This evolving technical situation means that a big project requires some careful thought. For instance, a person planning an off-grid home or big cabin could consider CFL bulbs (AC or DC) as a long-term-temporary solution until LED technology develops a little further. It should be noted that the standard screw-in bulb is not necessarily the best platform for LEDs because of their directional light emission and heat management issues. As a result, fixtures designed specifically for LEDs will probably provide the best performance in the long run. Thus, it might be best to mate the stop-gap CFLs with cheap plastic or ceramic lampholders instead of buying more expensive light fixtures with the idea of screwing in replacement LED bulbs in the future.
A problem with many of the high-efficiency options is that they are most readily available for use with 120-volt AC power. But considering them is still important, because it gives us an idea of what to look for when considering DC products suitable for direct battery use. RV and marine suppliers are often a useful source of such lights and there are also ones marketed specifically for off-grid uses. In addition, there is also the option of buying AC-based lights and using an inverter to power them. With a big project, this may be the final approach because of the need to power other appliances. When using this strategy (especially with smaller, portable inverters), take care to check compatibility. The AC current synthesized by inverters is not exactly the same as the stuff that comes out of a standard wall outlet. But if you need a lot of light, a proper inverter and off-the-shelf AC lights from the building supply store could prove to be both the cheapest and most efficient lighting strategy in some cases. Regardless of your choice with respect to a power source, it is important to assess the actual efficiency of the specific lights you are considering. The simple fact that a light is based on CFL or LED technology is not a guarantee of any particular lumen per watt efficiency.
LEDs will likely prove to be the hands-down choice for both off-grid and conventional lighting at some point in the future. But even then, there will still be more and less efficient choices, as there are now.
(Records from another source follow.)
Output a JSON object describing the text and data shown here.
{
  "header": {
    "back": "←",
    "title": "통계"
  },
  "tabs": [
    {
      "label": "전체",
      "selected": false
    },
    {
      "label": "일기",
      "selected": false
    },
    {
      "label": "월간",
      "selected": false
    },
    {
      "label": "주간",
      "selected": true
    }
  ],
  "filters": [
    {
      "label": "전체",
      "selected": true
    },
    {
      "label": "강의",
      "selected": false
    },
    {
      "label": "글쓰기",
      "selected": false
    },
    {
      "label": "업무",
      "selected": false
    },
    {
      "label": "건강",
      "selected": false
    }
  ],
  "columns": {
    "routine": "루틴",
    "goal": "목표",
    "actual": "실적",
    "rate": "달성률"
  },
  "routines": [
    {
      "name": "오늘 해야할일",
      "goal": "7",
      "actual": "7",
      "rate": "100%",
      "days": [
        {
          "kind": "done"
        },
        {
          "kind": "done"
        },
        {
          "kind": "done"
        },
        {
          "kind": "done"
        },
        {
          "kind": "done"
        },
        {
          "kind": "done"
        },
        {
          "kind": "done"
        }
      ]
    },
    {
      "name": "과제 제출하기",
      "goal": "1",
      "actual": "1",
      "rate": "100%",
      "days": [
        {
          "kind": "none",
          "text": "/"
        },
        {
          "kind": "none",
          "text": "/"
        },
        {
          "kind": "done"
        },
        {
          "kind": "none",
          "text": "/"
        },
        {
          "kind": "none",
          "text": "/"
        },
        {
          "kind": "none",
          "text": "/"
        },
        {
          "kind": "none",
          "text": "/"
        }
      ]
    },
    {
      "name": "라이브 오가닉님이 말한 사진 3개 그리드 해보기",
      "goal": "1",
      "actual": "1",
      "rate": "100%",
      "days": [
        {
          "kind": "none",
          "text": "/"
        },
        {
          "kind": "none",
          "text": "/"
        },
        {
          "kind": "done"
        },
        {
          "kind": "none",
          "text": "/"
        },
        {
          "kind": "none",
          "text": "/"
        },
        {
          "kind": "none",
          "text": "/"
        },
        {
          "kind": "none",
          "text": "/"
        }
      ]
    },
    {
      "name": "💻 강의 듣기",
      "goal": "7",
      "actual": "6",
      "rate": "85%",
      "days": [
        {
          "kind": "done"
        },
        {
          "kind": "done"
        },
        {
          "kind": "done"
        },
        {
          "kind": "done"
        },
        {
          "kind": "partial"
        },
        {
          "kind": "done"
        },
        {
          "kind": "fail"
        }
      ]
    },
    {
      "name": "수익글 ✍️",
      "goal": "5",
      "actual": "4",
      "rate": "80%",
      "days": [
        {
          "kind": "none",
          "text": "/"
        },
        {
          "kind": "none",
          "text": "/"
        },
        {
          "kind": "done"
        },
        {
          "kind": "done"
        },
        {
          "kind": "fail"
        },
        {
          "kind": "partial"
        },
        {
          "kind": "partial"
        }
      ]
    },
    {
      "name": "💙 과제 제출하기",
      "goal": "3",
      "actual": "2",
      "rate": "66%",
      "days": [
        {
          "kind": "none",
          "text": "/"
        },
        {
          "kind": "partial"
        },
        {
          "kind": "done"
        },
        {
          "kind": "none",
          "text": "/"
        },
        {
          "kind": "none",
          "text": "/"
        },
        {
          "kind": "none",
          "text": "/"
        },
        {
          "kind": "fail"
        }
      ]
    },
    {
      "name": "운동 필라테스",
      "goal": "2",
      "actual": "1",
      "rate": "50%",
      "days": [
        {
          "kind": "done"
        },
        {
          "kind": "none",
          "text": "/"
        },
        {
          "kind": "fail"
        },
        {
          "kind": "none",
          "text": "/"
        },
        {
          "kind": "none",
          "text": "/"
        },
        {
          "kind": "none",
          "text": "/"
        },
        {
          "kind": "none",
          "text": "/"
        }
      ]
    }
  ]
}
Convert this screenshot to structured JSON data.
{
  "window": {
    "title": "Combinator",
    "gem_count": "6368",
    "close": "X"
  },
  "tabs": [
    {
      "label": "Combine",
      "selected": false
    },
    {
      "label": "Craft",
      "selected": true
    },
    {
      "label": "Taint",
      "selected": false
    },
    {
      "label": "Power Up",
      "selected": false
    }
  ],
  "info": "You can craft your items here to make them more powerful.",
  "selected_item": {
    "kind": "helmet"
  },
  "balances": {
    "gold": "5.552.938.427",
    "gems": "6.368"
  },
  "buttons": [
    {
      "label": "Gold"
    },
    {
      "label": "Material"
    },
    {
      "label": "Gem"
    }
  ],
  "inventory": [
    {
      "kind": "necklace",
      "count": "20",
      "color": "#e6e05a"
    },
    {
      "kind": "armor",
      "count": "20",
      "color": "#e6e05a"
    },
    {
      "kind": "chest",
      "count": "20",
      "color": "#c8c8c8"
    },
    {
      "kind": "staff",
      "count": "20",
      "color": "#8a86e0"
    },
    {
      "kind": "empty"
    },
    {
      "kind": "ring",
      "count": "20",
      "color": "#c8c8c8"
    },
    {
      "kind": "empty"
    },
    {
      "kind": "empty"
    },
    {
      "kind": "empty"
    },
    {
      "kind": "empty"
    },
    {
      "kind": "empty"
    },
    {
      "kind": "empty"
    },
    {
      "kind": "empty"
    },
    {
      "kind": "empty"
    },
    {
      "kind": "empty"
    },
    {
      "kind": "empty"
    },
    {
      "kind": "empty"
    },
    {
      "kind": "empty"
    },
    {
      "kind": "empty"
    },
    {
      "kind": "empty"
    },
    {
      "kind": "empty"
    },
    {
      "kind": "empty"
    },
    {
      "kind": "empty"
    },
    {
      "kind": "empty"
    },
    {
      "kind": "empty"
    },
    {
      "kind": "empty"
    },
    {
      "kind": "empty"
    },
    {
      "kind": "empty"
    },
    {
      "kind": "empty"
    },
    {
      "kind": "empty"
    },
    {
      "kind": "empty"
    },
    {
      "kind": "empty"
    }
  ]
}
For the time being, we also have to add in a careful comparison of other available technologies. As I said in Part 1, there are no easy answers here, but being armed with the right information is the essential starting point.
In Part 3, we will consider the alternative of building your own LED lights from components. This strategy can be particularly useful because it can allow you to put the best available LEDs into packages that will fit your specific needs. In addition, we will also consider the efficient use of light.
The author welcomes comments and feedback. You can reach him at firstname.lastname@example.org